Julia tells Holmes that she is pregnant, and that they must marry. Holmes pretends to be overjoyed, though he tells Julia that she must have an abortion, which he sets for Christmas Eve. Because having a child out of wedlock is shocking at the time, Holmes now exercises complete power over Julia. Julia agrees to the abortion, and puts her daughter to bed on Christmas Eve, saying that she’ll see her tomorrow.
Holmes brings Julia to his basement, where he uses chloroform to murder her. Before dying, Julia struggles to break free, which Holmes finds extremely arousing. The next day, Christmas, the Crowe family, which lives in Holmes’s building, is surprised that Julia and her daughter are not present. Holmes tells them that Julia and her child have gone away to Davenport, Iowa.
Holmes enjoys struggle, and thus Julia’s death is enormously pleasurable to him. He finds lying easy, and when he tells the Crowes that Julia is gone, he convinces them. The Crowes, for their part, would rather believe that Julia has left suddenly than believe that she is dead — the very strangeness of Holmes’s actions are his alibi.

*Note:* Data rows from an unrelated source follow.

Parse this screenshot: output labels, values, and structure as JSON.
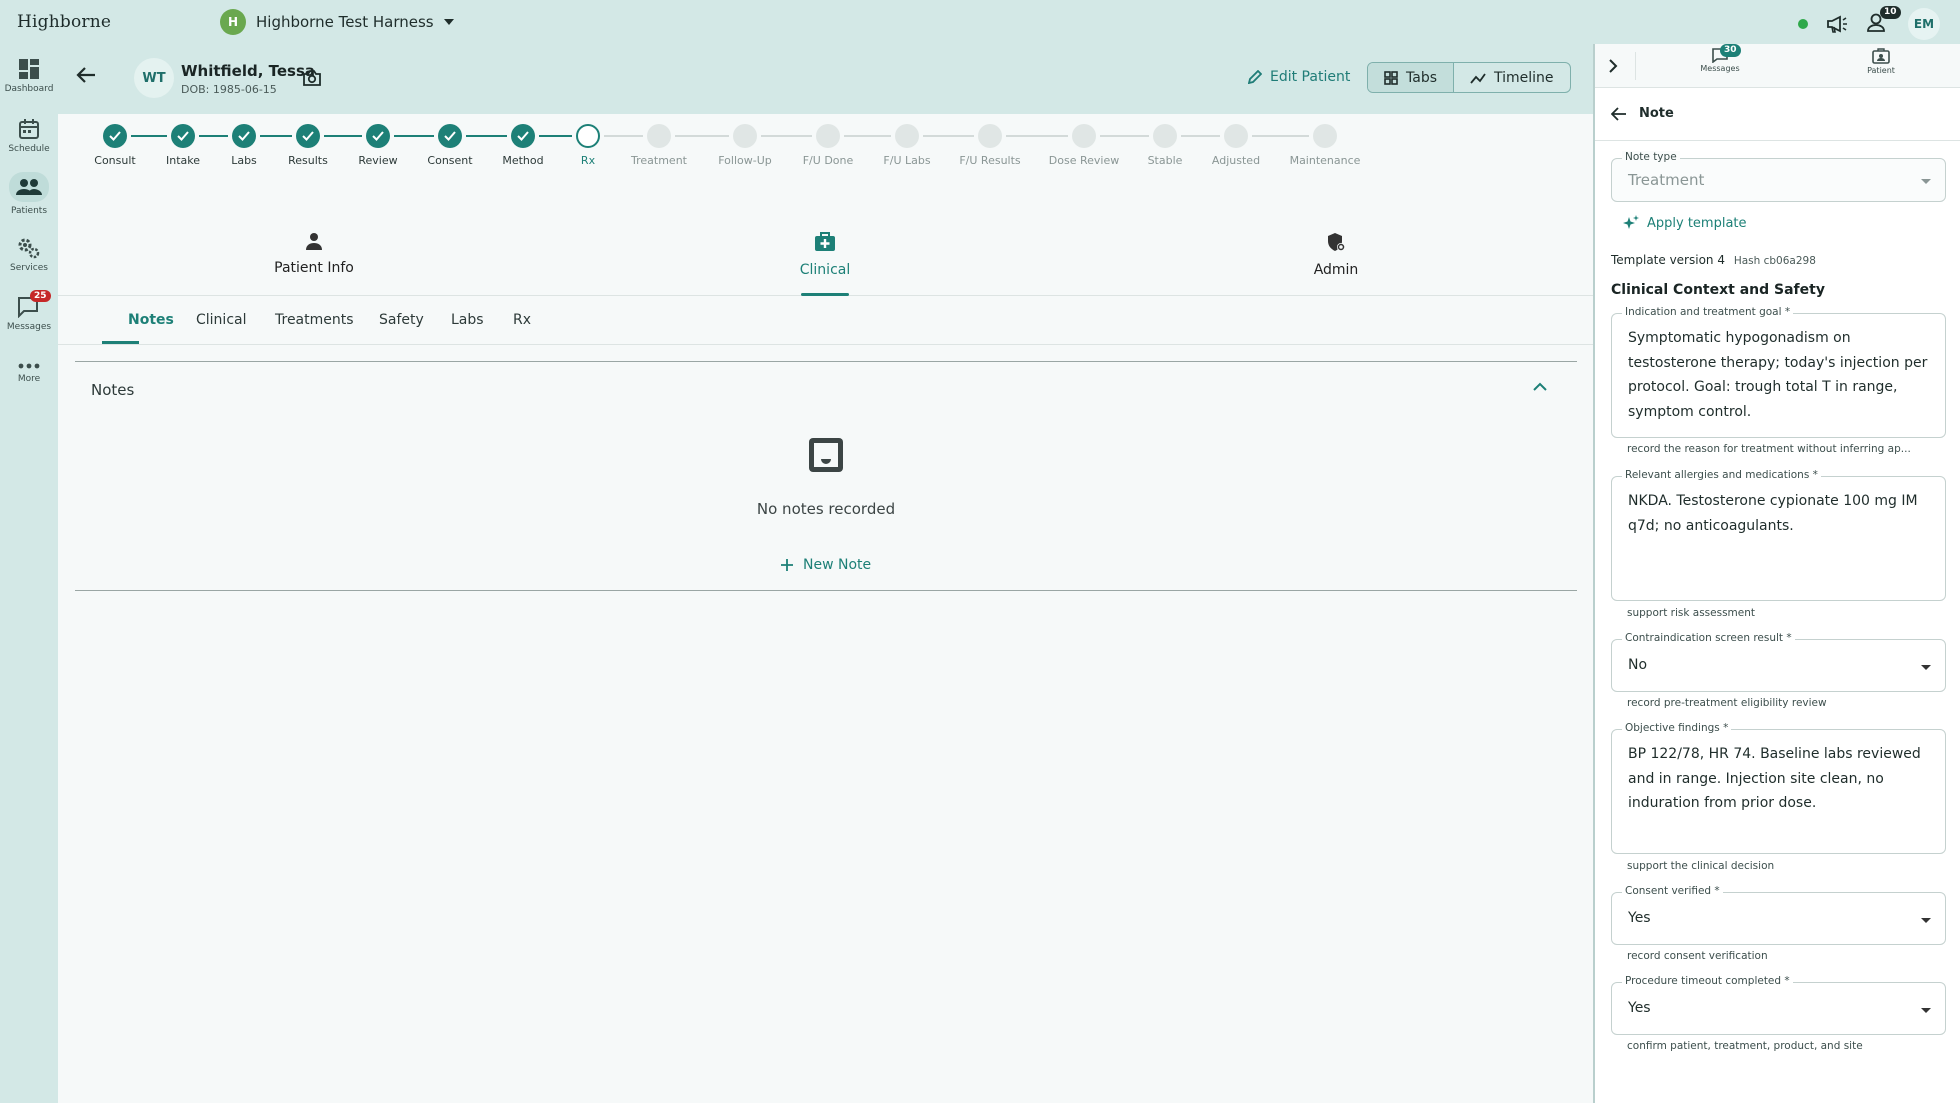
{
  "app": {
    "brand": "Highborne",
    "workspace_initial": "H",
    "workspace": "Highborne Test Harness",
    "notif_count": "10",
    "user_initials": "EM"
  },
  "nav": [
    {
      "label": "Dashboard",
      "icon": "dashboard-icon"
    },
    {
      "label": "Schedule",
      "icon": "calendar-icon"
    },
    {
      "label": "Patients",
      "icon": "people-icon"
    },
    {
      "label": "Services",
      "icon": "gears-icon"
    },
    {
      "label": "Messages",
      "icon": "chat-icon",
      "badge": "25"
    },
    {
      "label": "More",
      "icon": "more-icon"
    }
  ],
  "patient": {
    "initials": "WT",
    "name": "Whitfield, Tessa",
    "dob": "DOB: 1985-06-15",
    "edit_label": "Edit Patient",
    "view_tabs": "Tabs",
    "view_timeline": "Timeline"
  },
  "steps": [
    {
      "label": "Consult",
      "state": "done"
    },
    {
      "label": "Intake",
      "state": "done"
    },
    {
      "label": "Labs",
      "state": "done"
    },
    {
      "label": "Results",
      "state": "done"
    },
    {
      "label": "Review",
      "state": "done"
    },
    {
      "label": "Consent",
      "state": "done"
    },
    {
      "label": "Method",
      "state": "done"
    },
    {
      "label": "Rx",
      "state": "current"
    },
    {
      "label": "Treatment",
      "state": "todo"
    },
    {
      "label": "Follow-Up",
      "state": "todo"
    },
    {
      "label": "F/U Done",
      "state": "todo"
    },
    {
      "label": "F/U Labs",
      "state": "todo"
    },
    {
      "label": "F/U Results",
      "state": "todo"
    },
    {
      "label": "Dose Review",
      "state": "todo"
    },
    {
      "label": "Stable",
      "state": "todo"
    },
    {
      "label": "Adjusted",
      "state": "todo"
    },
    {
      "label": "Maintenance",
      "state": "todo"
    }
  ],
  "main_tabs": [
    {
      "label": "Patient Info"
    },
    {
      "label": "Clinical"
    },
    {
      "label": "Admin"
    }
  ],
  "sub_tabs": [
    {
      "label": "Notes"
    },
    {
      "label": "Clinical"
    },
    {
      "label": "Treatments"
    },
    {
      "label": "Safety"
    },
    {
      "label": "Labs"
    },
    {
      "label": "Rx"
    }
  ],
  "notes": {
    "title": "Notes",
    "empty": "No notes recorded",
    "new_note": "New Note"
  },
  "panel": {
    "messages_label": "Messages",
    "messages_count": "30",
    "patient_label": "Patient",
    "note_title": "Note",
    "note_type_label": "Note type",
    "note_type_value": "Treatment",
    "apply_template": "Apply template",
    "template_version": "Template version 4",
    "template_hash": "Hash cb06a298",
    "section_title": "Clinical Context and Safety",
    "fields": [
      {
        "label": "Indication and treatment goal *",
        "value": "Symptomatic hypogonadism on testosterone therapy; today's injection per protocol. Goal: trough total T in range, symptom control.",
        "help": "record the reason for treatment without inferring ap..."
      },
      {
        "label": "Relevant allergies and medications *",
        "value": "NKDA. Testosterone cypionate 100 mg IM q7d; no anticoagulants.",
        "help": "support risk assessment"
      },
      {
        "label": "Contraindication screen result *",
        "value": "No",
        "help": "record pre-treatment eligibility review"
      },
      {
        "label": "Objective findings *",
        "value": "BP 122/78, HR 74. Baseline labs reviewed and in range. Injection site clean, no induration from prior dose.",
        "help": "support the clinical decision"
      },
      {
        "label": "Consent verified *",
        "value": "Yes",
        "help": "record consent verification"
      },
      {
        "label": "Procedure timeout completed *",
        "value": "Yes",
        "help": "confirm patient, treatment, product, and site"
      }
    ]
  },
  "colors": {
    "accent": "#1d8077",
    "sidebar_bg": "#d3e8e6",
    "danger_badge": "#c62828",
    "status_online": "#2ea84a"
  }
}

Holmes summons his associate, Charles Chappell, and shows him the corpse of an unusually tall woman. He explains that corpses are in short supply, and that doctors need them to learn their craft. At the time, doctors are indeed desperate for corpses and skeleton, ignoring the source of these bodies. Chappell isn’t puzzled by the presence of the woman’s corpse, since he knows Holmes is a doctor. He takes the corpse and, on Holmes’s request, removed the skin and muscle. Holmes sells the skeleton to a medical school for a large sum.
Though Chappell doesn’t realize it, the corpse is that of Julia, the woman Holmes has just killed. Chappell doesn’t think twice about the corpse’s identity; he is, in many ways, a typical professional: he doesn’t ask too many questions, and his need for money trumps his curiosity and suspicion. Yet he has also just been given a dead body, and asks no questions! His lack of care or curiosity is outrageous, and yet only an exaggerated version of everyone else’s lack of care or curiosity.
A new family, the Doyles, moves into Julia’s old room, where they see her possessions still laid out. Holmes explains that Julia’s sister has fallen ill, and that she and her daughter have left the city. Later on, Holmes will say that Julia pretended to go to Iowa to confuse her husband, Ned, but actually went elsewhere. He will also say that he was never romantically involved with Julia, and that she never got an abortion.
Holmes pretends that Julia is the deceptive, untrustworthy one, lying about where she was traveling, when in fact it is Holmes himself who excels as lying and deceiving. The simplicity of his lies is almost disturbing — after the ugly, complex process of killing Julia and selling the skeleton, lying is the easy part for him.